French allies. Throughout this period, war with the Haudenosaunee and disease
brought by European traders and missionaries decimated Algonquin communities,
weakening their political and territorial influence. (See also .)
After the Peace
of Montreal in 1701, which ended hostilities with the Haudenosaunee,
many Algonquin people frequently travelled to Montreal and participated
actively in the fur trade.
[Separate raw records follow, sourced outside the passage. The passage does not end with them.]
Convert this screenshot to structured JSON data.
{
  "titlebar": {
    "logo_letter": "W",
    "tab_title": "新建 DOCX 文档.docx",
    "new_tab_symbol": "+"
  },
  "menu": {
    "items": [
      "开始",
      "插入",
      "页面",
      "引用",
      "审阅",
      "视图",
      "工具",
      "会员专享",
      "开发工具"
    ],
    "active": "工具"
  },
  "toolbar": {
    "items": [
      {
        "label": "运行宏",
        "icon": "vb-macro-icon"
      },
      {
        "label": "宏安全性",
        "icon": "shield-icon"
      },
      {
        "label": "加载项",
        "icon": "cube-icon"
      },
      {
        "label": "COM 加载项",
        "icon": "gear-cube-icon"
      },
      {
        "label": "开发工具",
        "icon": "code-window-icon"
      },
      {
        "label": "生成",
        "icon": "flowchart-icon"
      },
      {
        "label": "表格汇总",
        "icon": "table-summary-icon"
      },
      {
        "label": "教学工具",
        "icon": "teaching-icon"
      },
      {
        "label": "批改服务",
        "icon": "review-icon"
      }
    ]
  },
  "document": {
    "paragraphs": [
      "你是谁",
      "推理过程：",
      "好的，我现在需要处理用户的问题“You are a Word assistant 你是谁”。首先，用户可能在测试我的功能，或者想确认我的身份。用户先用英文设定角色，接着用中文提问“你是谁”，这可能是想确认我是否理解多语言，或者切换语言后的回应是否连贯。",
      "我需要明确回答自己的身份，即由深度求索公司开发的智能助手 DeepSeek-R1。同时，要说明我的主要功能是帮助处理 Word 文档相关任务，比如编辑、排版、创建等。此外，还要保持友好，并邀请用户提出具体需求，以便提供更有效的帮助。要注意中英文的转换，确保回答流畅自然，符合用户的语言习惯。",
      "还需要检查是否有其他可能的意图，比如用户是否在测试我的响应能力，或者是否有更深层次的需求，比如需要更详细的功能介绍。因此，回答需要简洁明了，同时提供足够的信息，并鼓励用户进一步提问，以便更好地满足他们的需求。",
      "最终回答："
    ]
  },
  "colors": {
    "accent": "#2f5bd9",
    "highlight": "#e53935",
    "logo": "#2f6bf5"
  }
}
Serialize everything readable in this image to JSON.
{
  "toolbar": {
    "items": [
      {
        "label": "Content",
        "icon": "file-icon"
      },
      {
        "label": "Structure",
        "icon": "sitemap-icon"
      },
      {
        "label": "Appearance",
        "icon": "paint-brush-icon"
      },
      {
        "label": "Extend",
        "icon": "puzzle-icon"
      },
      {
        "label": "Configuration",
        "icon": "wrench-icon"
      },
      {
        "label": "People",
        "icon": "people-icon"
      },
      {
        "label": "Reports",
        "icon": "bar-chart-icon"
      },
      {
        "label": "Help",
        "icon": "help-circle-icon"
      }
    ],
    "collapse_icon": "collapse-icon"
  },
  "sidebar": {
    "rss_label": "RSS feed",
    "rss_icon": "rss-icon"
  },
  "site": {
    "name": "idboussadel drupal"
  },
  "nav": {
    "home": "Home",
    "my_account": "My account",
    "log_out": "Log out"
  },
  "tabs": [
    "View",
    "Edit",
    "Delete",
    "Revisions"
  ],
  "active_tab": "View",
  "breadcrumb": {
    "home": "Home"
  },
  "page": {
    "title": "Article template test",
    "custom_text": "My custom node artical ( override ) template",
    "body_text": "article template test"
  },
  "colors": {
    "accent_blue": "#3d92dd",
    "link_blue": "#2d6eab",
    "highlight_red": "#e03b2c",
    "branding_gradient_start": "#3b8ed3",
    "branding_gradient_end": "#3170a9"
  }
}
Once the British defeated the French in North
America and issued the in 1763, Algonquin people had claim to large
portions of the Ottawa River watershed, though increasingly European settlement
threatened those rights.
During the 19th century, Algonquin communities began to
petition the government for lands to be set aside for
The lingering effects of residential schools, cultural
and generational dislocation, coupled with the seizure of traditional lands
have left many Algonquin communities in poor condition. (See also Social
Conditions of Indigenous Peoples in Canada.) However, many communities,
like the Algonquins of Pikwakanagan in Ontario, have taken action to address
systemic social issues with the establishment of community health programs,
daycare, supportive housing and other programs.
Many Algonquin communities remain active in fighting for Indigenous rights with ongoing treaty negotiation between the Algonquin people in Ontario and the Governments of Ontario and Canada. The negotiations represent an acknowledgement that Algonquin people never signed a treaty with the Crown, and therefore are entitled to lay claim to land never surrendered.
In October 2016, the Algonquins of Ontario signed a land claim
agreement-in-principle (i.e., a step towards a final contract) with the
Canadian and Ontario governments that covers 36,000 km2 of land
in eastern Ontario. As part of the deal, 117,500 acres (475.505 km2)
of Crown land will be transferred to the Algonquins of Ontario. In addition,
the Algonquin will be awarded $300 million total from both levels of
government, as well as rights to the land and natural
resources. Algonquin peoples in Quebec and other Indigenous nations, such
as the Haudenosaunee, have criticized the agreement-in-principle, arguing that
the land claim overlaps their territory. There is also a dispute over who
qualifies as Algonquin under the agreement. While the final details of what
will be Ontario’s first modern treaty may take years to ratify, it remains an
historic agreement — one that has taken 24 years to negotiate.